**PROBLEM DESCRIPTION**
Which lines in the data below contain the string "BgControl"? Show each one.

**RECORD EXCERPTS**

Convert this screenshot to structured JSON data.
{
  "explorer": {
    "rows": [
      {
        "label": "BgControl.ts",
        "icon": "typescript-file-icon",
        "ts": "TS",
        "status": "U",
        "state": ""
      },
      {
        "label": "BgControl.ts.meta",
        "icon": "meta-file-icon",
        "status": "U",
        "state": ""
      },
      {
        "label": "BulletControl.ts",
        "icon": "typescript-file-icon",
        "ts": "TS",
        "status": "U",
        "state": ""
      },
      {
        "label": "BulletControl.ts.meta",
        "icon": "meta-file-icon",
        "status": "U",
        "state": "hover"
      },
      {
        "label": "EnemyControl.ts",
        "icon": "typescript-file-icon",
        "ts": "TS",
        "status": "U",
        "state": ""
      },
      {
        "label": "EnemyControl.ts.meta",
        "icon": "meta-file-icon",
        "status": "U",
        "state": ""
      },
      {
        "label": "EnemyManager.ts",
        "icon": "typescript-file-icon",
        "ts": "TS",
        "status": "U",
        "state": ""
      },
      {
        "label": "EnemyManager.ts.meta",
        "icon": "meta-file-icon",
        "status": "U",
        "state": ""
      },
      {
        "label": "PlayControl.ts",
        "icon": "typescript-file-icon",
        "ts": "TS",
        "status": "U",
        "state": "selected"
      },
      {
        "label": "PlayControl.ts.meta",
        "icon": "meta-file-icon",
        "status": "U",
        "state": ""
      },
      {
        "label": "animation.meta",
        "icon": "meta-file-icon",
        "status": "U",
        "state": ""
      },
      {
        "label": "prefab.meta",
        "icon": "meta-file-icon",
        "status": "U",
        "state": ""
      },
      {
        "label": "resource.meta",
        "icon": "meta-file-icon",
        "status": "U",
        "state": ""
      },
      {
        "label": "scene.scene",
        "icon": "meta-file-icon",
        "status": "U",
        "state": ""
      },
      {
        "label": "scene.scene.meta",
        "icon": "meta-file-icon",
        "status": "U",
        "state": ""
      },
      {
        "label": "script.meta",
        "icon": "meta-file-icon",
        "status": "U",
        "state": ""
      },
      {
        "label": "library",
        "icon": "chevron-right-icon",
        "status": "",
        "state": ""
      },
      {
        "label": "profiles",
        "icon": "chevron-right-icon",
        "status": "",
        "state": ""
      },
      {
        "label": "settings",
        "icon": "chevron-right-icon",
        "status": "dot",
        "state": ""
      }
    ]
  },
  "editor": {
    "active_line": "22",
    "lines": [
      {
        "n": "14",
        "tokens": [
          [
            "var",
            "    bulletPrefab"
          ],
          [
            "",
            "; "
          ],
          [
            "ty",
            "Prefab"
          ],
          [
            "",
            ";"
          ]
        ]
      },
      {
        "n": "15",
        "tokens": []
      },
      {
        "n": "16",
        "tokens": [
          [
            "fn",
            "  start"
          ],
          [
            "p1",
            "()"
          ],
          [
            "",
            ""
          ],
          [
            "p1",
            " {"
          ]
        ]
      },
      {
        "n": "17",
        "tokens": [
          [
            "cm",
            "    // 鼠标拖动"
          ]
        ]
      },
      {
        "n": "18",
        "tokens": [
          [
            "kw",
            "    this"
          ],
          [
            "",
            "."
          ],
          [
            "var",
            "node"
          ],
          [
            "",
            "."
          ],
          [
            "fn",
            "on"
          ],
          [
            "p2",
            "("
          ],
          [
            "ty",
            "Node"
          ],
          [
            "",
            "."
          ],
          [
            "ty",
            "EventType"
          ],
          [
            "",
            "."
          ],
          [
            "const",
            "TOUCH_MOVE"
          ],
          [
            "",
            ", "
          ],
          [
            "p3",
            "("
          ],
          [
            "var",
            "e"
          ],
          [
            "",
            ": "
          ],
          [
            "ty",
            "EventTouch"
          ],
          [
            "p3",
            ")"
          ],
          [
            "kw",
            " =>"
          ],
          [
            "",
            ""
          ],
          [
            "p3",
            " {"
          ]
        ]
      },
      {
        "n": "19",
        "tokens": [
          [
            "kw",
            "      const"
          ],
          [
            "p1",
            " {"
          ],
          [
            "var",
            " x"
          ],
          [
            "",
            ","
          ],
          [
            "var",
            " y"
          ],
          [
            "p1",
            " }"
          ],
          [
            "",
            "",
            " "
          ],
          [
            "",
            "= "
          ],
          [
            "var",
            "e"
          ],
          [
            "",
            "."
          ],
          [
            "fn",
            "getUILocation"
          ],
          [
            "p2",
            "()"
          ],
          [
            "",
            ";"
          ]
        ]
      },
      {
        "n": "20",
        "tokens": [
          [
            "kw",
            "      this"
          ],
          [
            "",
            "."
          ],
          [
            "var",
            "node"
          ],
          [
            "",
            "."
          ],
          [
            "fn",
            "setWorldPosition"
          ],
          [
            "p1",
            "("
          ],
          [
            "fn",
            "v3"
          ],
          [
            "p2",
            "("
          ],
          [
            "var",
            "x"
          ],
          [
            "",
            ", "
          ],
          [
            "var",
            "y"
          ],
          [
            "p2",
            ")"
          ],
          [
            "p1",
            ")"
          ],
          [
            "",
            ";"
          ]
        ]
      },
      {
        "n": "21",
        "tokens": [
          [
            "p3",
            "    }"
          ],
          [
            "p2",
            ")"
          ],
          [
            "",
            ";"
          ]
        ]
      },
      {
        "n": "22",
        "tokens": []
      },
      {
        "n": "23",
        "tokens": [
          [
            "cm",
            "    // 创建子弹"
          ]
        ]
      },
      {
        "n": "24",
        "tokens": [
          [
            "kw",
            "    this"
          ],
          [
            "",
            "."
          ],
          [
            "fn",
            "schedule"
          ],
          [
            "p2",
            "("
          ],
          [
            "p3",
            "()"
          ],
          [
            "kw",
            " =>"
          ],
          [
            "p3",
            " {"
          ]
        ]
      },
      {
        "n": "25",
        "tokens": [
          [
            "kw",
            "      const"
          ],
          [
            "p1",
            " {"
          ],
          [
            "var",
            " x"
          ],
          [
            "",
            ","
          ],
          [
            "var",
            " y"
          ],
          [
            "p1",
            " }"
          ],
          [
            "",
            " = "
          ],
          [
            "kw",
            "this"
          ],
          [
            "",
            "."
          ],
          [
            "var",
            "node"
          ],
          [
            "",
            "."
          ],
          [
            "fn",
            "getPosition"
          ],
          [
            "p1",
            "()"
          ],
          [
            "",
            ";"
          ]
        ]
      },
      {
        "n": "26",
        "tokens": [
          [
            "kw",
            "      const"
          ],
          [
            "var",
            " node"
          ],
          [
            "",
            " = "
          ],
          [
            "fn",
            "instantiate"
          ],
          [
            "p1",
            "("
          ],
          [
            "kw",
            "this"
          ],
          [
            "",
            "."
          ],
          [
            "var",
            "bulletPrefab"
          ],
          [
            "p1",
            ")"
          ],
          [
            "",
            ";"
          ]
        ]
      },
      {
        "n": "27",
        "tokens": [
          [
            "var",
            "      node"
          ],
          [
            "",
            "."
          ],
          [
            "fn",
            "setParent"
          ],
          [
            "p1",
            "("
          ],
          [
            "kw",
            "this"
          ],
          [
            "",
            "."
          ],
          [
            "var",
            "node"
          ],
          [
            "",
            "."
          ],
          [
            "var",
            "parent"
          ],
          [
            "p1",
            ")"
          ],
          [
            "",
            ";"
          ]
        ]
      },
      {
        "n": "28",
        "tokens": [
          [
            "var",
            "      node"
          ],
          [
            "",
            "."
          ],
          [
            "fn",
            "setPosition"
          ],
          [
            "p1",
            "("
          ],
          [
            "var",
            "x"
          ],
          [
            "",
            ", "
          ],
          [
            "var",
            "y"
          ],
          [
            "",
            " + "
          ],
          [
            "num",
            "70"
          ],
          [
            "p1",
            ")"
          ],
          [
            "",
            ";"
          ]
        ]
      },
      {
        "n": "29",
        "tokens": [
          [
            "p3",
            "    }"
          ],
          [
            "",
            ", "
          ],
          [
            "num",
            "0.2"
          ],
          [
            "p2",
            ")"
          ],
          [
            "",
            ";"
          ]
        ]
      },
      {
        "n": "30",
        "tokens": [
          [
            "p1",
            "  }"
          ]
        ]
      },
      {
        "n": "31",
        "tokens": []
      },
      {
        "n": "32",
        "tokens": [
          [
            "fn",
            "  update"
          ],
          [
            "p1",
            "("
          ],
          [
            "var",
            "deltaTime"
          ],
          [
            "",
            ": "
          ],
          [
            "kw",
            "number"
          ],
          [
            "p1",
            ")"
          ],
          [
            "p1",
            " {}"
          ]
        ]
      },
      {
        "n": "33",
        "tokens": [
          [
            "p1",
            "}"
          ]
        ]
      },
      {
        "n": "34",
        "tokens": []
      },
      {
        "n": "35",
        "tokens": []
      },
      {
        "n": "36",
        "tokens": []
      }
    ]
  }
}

**COMPLETED EXERCISE**
        "label": "BgControl.ts",
        "label": "BgControl.ts.meta",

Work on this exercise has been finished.